WASHINGTON — Several advisers to President Trump, eager to force Beijing back to the negotiating table on trade, are pushing to increase tariffs on $200 billion worth of Chinese goods to 25 percent, up from 10 percent, three people briefed on the matter said.
A decision on whether to impose higher tariffs on Chinese imports like fish, petroleum, chemicals, handbags and textiles has not yet been made. But the potential for a 25 percent tax is being fueled by deep frustration within the Trump administration over its unsuccessful attempts to press China to change its trade practices, as well as by a sharp decline in the value of China’s currency.
Since formal talks between Beijing and Washington fell through in May, Mr. Trump has doubled down on his threat to punish China, saying he was prepared to impose tariffs on all Chinese imports. Beijing has promised to retaliate with its own measures, and both countries have already imposed tariffs on $34 billion worth of each others’ imports.
Mr. Trump privately told advisers this week that he was intent on staying the course on punishing China with additional tariffs, one of the people said. The people requested anonymity because they were not authorized to disclose private conversations.
A recent and rapid depreciation in China’s currency, which helps to make Chinese goods cheaper in foreign markets and buoys exports, has given hard-liners inside and outside the administration an opening to advocate even higher levies. Those pushing for higher tariffs include Peter Navarro, a top White House trade adviser, and Stephen K. Bannon, who left the White House last August, according to people familiar with their thinking.
The Chinese currency fell to a 13-month low against the dollar this week, partly because of market forces but also because the Chinese central bank lowering the peg to which the currency is loosely tied.

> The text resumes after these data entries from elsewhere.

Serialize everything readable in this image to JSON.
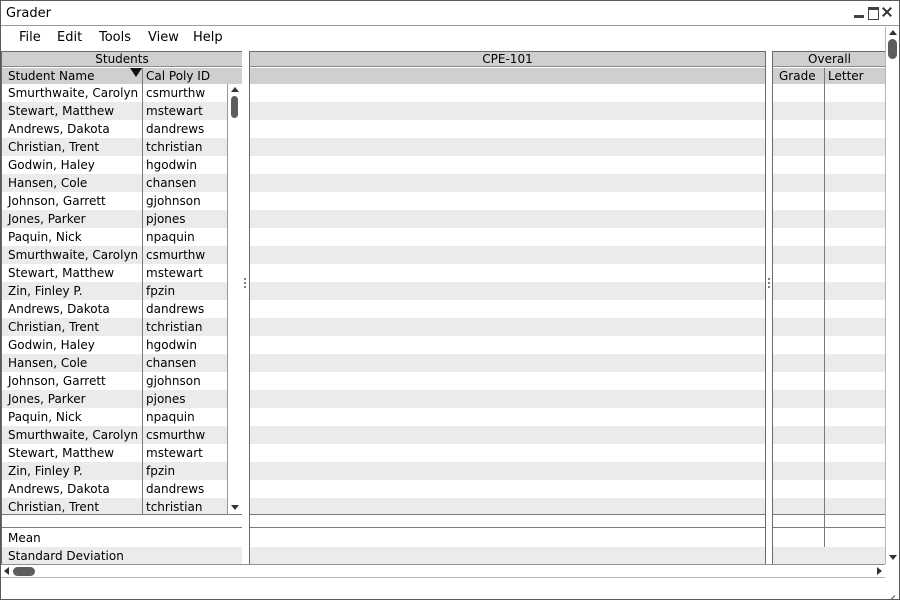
{
  "window": {
    "title": "Grader"
  },
  "menu": [
    "File",
    "Edit",
    "Tools",
    "View",
    "Help"
  ],
  "students_panel": {
    "title": "Students",
    "columns": [
      "Student Name",
      "Cal Poly ID"
    ],
    "rows": [
      [
        "Smurthwaite, Carolyn",
        "csmurthw"
      ],
      [
        "Stewart, Matthew",
        "mstewart"
      ],
      [
        "Andrews, Dakota",
        "dandrews"
      ],
      [
        "Christian, Trent",
        "tchristian"
      ],
      [
        "Godwin, Haley",
        "hgodwin"
      ],
      [
        "Hansen, Cole",
        "chansen"
      ],
      [
        "Johnson, Garrett",
        "gjohnson"
      ],
      [
        "Jones, Parker",
        "pjones"
      ],
      [
        "Paquin, Nick",
        "npaquin"
      ],
      [
        "Smurthwaite, Carolyn",
        "csmurthw"
      ],
      [
        "Stewart, Matthew",
        "mstewart"
      ],
      [
        "Zin, Finley P.",
        "fpzin"
      ],
      [
        "Andrews, Dakota",
        "dandrews"
      ],
      [
        "Christian, Trent",
        "tchristian"
      ],
      [
        "Godwin, Haley",
        "hgodwin"
      ],
      [
        "Hansen, Cole",
        "chansen"
      ],
      [
        "Johnson, Garrett",
        "gjohnson"
      ],
      [
        "Jones, Parker",
        "pjones"
      ],
      [
        "Paquin, Nick",
        "npaquin"
      ],
      [
        "Smurthwaite, Carolyn",
        "csmurthw"
      ],
      [
        "Stewart, Matthew",
        "mstewart"
      ],
      [
        "Zin, Finley P.",
        "fpzin"
      ],
      [
        "Andrews, Dakota",
        "dandrews"
      ],
      [
        "Christian, Trent",
        "tchristian"
      ]
    ],
    "summary": [
      "Mean",
      "Standard Deviation"
    ]
  },
  "course_panel": {
    "title": "CPE-101"
  },
  "overall_panel": {
    "title": "Overall",
    "columns": [
      "Grade",
      "Letter"
    ]
  },
  "colors": {
    "header_bg": "#cfcfcf",
    "row_alt": "#ebebeb",
    "border": "#6a6a6a"
  },
  "icons": {
    "minimize": "minimize-icon",
    "maximize": "maximize-icon",
    "close": "close-icon",
    "sort": "sort-descending-icon",
    "resize": "resize-grip-icon"
  }
}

Scott Kennedy, a China expert at the Center for Strategic and International Studies, said that ratcheting up tariffs to 25 percent would put substantial pressure on Chinese leaders to devalue their currency even more, to help offset any further losses to exporters. “We can expect further depreciation and vigorous internal debates about a one-off devaluation,” Mr. Kennedy said.

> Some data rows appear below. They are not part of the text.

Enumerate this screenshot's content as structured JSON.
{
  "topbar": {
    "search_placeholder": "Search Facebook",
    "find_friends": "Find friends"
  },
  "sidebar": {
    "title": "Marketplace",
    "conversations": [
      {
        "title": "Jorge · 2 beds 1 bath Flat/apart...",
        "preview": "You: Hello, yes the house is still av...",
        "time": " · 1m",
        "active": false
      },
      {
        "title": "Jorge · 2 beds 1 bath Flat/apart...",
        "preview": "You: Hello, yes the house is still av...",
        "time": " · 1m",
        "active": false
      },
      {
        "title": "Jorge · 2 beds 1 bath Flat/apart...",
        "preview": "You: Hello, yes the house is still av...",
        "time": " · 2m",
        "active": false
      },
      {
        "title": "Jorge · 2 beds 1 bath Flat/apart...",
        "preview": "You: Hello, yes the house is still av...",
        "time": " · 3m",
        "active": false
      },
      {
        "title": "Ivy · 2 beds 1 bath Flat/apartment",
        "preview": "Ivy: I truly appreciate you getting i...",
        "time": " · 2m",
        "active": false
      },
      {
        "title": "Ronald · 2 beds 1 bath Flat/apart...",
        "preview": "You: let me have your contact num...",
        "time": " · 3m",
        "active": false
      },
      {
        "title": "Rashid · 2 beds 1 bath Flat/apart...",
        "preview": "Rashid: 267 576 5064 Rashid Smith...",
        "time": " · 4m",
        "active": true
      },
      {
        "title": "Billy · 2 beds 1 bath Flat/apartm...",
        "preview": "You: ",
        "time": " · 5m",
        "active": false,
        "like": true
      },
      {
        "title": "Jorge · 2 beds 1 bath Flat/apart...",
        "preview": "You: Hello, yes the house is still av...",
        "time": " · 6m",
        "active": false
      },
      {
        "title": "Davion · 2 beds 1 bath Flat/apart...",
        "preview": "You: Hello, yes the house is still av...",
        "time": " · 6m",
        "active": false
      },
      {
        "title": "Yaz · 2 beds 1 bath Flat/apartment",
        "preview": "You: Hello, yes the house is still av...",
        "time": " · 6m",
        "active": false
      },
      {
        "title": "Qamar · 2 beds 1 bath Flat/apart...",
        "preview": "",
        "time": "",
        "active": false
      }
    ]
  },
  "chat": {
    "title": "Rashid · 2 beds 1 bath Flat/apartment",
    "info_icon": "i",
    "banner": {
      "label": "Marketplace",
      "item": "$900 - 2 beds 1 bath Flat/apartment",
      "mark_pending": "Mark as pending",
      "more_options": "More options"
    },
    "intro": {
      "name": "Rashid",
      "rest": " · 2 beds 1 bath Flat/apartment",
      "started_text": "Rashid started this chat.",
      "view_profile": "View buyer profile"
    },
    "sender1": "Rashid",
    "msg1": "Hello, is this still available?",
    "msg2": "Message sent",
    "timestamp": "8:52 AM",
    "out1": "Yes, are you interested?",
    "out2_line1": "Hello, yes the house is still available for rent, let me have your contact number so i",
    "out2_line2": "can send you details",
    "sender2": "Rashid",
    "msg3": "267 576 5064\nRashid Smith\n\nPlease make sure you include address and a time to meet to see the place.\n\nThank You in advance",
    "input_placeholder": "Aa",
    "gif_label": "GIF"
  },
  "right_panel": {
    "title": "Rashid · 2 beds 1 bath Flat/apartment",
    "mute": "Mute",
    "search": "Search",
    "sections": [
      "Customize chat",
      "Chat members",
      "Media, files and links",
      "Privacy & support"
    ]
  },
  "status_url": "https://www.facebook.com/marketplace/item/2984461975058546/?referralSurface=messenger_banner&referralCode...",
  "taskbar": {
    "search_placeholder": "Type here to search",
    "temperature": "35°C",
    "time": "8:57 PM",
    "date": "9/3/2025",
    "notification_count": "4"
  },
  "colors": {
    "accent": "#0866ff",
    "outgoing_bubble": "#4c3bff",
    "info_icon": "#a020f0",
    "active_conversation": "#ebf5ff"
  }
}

The 25 percent tariffs on $200 billion worth of Chinese goods would come in addition to American levies on $34 billion worth of products that are already in place, and an additional $16 billion that are scheduled to go into effect soon. China has vowed to respond to any trade measures in kind, and it has already imposed its own tariffs on $34 billion worth of American soybeans, pork, electric vehicles and other goods.
The administration maintains that China has long violated international trade practices, including by stealing American intellectual property. It argues that past administrations have failed to sway China and that the United States must be prepared to take a tough stance in order to change its course.
The Americans and the Chinese have been carrying out back-channel talks over how to proceed, but both sides still seem hesitant to express much enthusiasm for formal negotiations. At present, the discussion is mostly centered around whether more formal talks should resume.
Steven Mnuchin, the Treasury secretary, spoke casually with the Chinese delegation at the Group of 20 last week and said that he had been in touch with Liu He, a high-ranking Chinese official charged with negotiating with the United States, to see if he was planning on coming to the meeting. However, China had decided not to send its most senior officials, so no bilateral discussion was held, Mr. Mnuchin said.
While raising tariffs is aimed at hurting China, it is also having an impact on American consumers and businesses that rely on products from China’s factories. Farmers, in particular, have complained that they are bearing the brunt of the trade war as China raises the price on imported soybeans and other agriculture products that it typically buys from farms.
Last week, the Trump administration announced it would offer farmers up to $12 billion in subsidies to help compensate them for losses incurred as a result of the trade measures. But to offer the same level of aid to other industries that have been affected by retaliation from abroad, the U.S. Chamber of Commerce estimated in an analysis that it would cost the administration an additional $27 billion.
A public hearing about the $200 billion list is scheduled for late August, when American companies and individuals will be able to tell the United States trade representative which products they think should be on or off it.
Mark Landler contributed reporting from New York, and Alan Rappeport from Washington.